DATA TO USE:
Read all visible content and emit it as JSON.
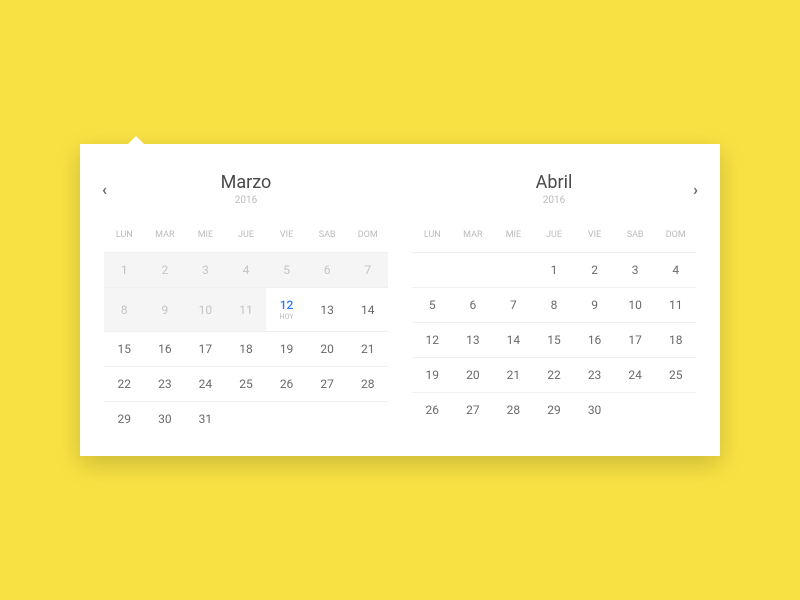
{
  "todayLabel": "HOY",
  "nav": {
    "prev": "‹",
    "next": "›"
  },
  "months": [
    {
      "name": "Marzo",
      "year": "2016",
      "weekdays": [
        "LUN",
        "MAR",
        "MIE",
        "JUE",
        "VIE",
        "SAB",
        "DOM"
      ],
      "weeks": [
        [
          {
            "day": 1,
            "past": true
          },
          {
            "day": 2,
            "past": true
          },
          {
            "day": 3,
            "past": true
          },
          {
            "day": 4,
            "past": true
          },
          {
            "day": 5,
            "past": true
          },
          {
            "day": 6,
            "past": true
          },
          {
            "day": 7,
            "past": true
          }
        ],
        [
          {
            "day": 8,
            "past": true
          },
          {
            "day": 9,
            "past": true
          },
          {
            "day": 10,
            "past": true
          },
          {
            "day": 11,
            "past": true
          },
          {
            "day": 12,
            "today": true
          },
          {
            "day": 13
          },
          {
            "day": 14
          }
        ],
        [
          {
            "day": 15
          },
          {
            "day": 16
          },
          {
            "day": 17
          },
          {
            "day": 18
          },
          {
            "day": 19
          },
          {
            "day": 20
          },
          {
            "day": 21
          }
        ],
        [
          {
            "day": 22
          },
          {
            "day": 23
          },
          {
            "day": 24
          },
          {
            "day": 25
          },
          {
            "day": 26
          },
          {
            "day": 27
          },
          {
            "day": 28
          }
        ],
        [
          {
            "day": 29
          },
          {
            "day": 30
          },
          {
            "day": 31
          },
          {
            "empty": true
          },
          {
            "empty": true
          },
          {
            "empty": true
          },
          {
            "empty": true
          }
        ]
      ]
    },
    {
      "name": "Abril",
      "year": "2016",
      "weekdays": [
        "LUN",
        "MAR",
        "MIE",
        "JUE",
        "VIE",
        "SAB",
        "DOM"
      ],
      "weeks": [
        [
          {
            "empty": true
          },
          {
            "empty": true
          },
          {
            "empty": true
          },
          {
            "day": 1
          },
          {
            "day": 2
          },
          {
            "day": 3
          },
          {
            "day": 4
          }
        ],
        [
          {
            "day": 5
          },
          {
            "day": 6
          },
          {
            "day": 7
          },
          {
            "day": 8
          },
          {
            "day": 9
          },
          {
            "day": 10
          },
          {
            "day": 11
          }
        ],
        [
          {
            "day": 12
          },
          {
            "day": 13
          },
          {
            "day": 14
          },
          {
            "day": 15
          },
          {
            "day": 16
          },
          {
            "day": 17
          },
          {
            "day": 18
          }
        ],
        [
          {
            "day": 19
          },
          {
            "day": 20
          },
          {
            "day": 21
          },
          {
            "day": 22
          },
          {
            "day": 23
          },
          {
            "day": 24
          },
          {
            "day": 25
          }
        ],
        [
          {
            "day": 26
          },
          {
            "day": 27
          },
          {
            "day": 28
          },
          {
            "day": 29
          },
          {
            "day": 30
          },
          {
            "empty": true
          },
          {
            "empty": true
          }
        ]
      ]
    }
  ]
}
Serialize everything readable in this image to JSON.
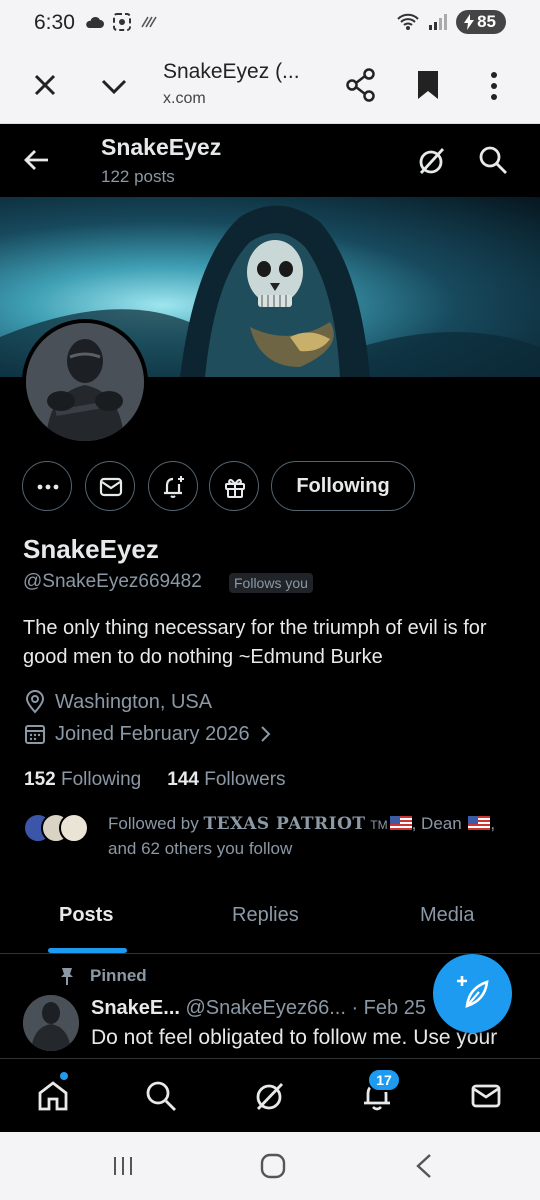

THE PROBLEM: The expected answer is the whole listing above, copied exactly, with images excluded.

SOLUTION FOR THIS PROBLEM:
Read all visible content and emit it as JSON.
{
  "todayLabel": "HOY",
  "nav": {
    "prev": "‹",
    "next": "›"
  },
  "months": [
    {
      "name": "Marzo",
      "year": "2016",
      "weekdays": [
        "LUN",
        "MAR",
        "MIE",
        "JUE",
        "VIE",
        "SAB",
        "DOM"
      ],
      "weeks": [
        [
          {
            "day": 1,
            "past": true
          },
          {
            "day": 2,
            "past": true
          },
          {
            "day": 3,
            "past": true
          },
          {
            "day": 4,
            "past": true
          },
          {
            "day": 5,
            "past": true
          },
          {
            "day": 6,
            "past": true
          },
          {
            "day": 7,
            "past": true
          }
        ],
        [
          {
            "day": 8,
            "past": true
          },
          {
            "day": 9,
            "past": true
          },
          {
            "day": 10,
            "past": true
          },
          {
            "day": 11,
            "past": true
          },
          {
            "day": 12,
            "today": true
          },
          {
            "day": 13
          },
          {
            "day": 14
          }
        ],
        [
          {
            "day": 15
          },
          {
            "day": 16
          },
          {
            "day": 17
          },
          {
            "day": 18
          },
          {
            "day": 19
          },
          {
            "day": 20
          },
          {
            "day": 21
          }
        ],
        [
          {
            "day": 22
          },
          {
            "day": 23
          },
          {
            "day": 24
          },
          {
            "day": 25
          },
          {
            "day": 26
          },
          {
            "day": 27
          },
          {
            "day": 28
          }
        ],
        [
          {
            "day": 29
          },
          {
            "day": 30
          },
          {
            "day": 31
          },
          {
            "empty": true
          },
          {
            "empty": true
          },
          {
            "empty": true
          },
          {
            "empty": true
          }
        ]
      ]
    },
    {
      "name": "Abril",
      "year": "2016",
      "weekdays": [
        "LUN",
        "MAR",
        "MIE",
        "JUE",
        "VIE",
        "SAB",
        "DOM"
      ],
      "weeks": [
        [
          {
            "empty": true
          },
          {
            "empty": true
          },
          {
            "empty": true
          },
          {
            "day": 1
          },
          {
            "day": 2
          },
          {
            "day": 3
          },
          {
            "day": 4
          }
        ],
        [
          {
            "day": 5
          },
          {
            "day": 6
          },
          {
            "day": 7
          },
          {
            "day": 8
          },
          {
            "day": 9
          },
          {
            "day": 10
          },
          {
            "day": 11
          }
        ],
        [
          {
            "day": 12
          },
          {
            "day": 13
          },
          {
            "day": 14
          },
          {
            "day": 15
          },
          {
            "day": 16
          },
          {
            "day": 17
          },
          {
            "day": 18
          }
        ],
        [
          {
            "day": 19
          },
          {
            "day": 20
          },
          {
            "day": 21
          },
          {
            "day": 22
          },
          {
            "day": 23
          },
          {
            "day": 24
          },
          {
            "day": 25
          }
        ],
        [
          {
            "day": 26
          },
          {
            "day": 27
          },
          {
            "day": 28
          },
          {
            "day": 29
          },
          {
            "day": 30
          },
          {
            "empty": true
          },
          {
            "empty": true
          }
        ]
      ]
    }
  ]
}
Serialize everything readable in this image to JSON.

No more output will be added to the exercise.